Ibasho Principles

Ibasho’s Eight Principles are:

1. Older people are a valuable asset to the community (elder wisdom)

In modern society, the elderly are often considered to be a burden and people who need care and looked after. However, the elders’ wealth of wisdom is something to be valued and treasured. Ibasho believes in a society where the elderly can contribute to the society with confidence and are leaned on and valued.

2. Creating informal gathering places (normalcy)

Living in institutions: lives with strict rules and schedules are confining and limiting. Ibasho believes in places of normalcy where elders can pop in at any time at their leisure.

3. Community members drive development and implementation (community ownership)

Ibasho believes in each member of the community to share a sense of ownership and pride of its place. It is not something that is created for them but it is created with them.

4. All generations are involved in the community (multi-generational)

Connecting within one’s own generation is easy and comfortable but why stop there? Ibasho believes in a place where the young learn from the richly lived lives of the elderly and the elderly learn from the young’s ability to pick up new things quickly.

5. All residents participate in normal community life (de-marginalization)

A cross section of a community includes the young, elderly, disabled, family rearing, care taking and even the socially disconnected. Ibasho is a place to not to worry about what one “can not” do but rather what one “can” do.

6. Local culture and traditions are respected (culturally appropriate)

Each community has its own history and culture. Perhaps it is not something you can quite put your finger on. Ibasho is where one can discover and reflect on the treasures of the community.

7. Communities are environmentally, economically, and socially sustainable (resilience)

Ibasho is a place where we strive for the environment, economy and the people to be in harmony. Ibasho will protect the nature that brings bounty to life, be economically self sufficient, and cherish the connections between each individuals. How special it will be if those connections forge beyond the boundary of the community or even beyond its own country.

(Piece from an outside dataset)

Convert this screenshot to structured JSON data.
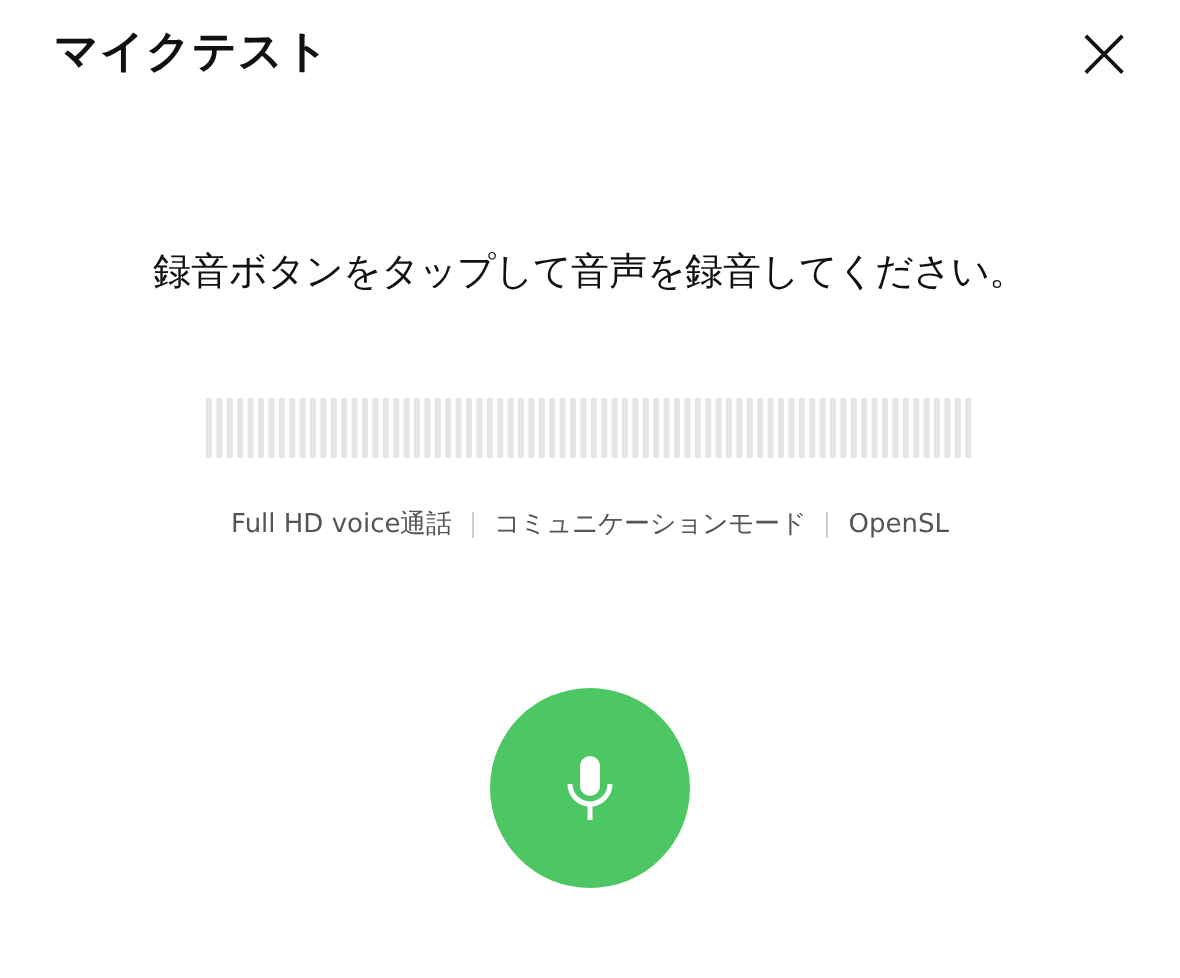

8. Growth of the community is organic and embraces imperfection gracefully (embracing imperfection)

Ibasho does not strive for immediate perfection. It is adaptive and flexible in working with life, as life is forever changing. Each community has its own path to balance and perfection. Ibasho believes in the possibility of change. With time, with people, Ibasho will gently embrace imperfection.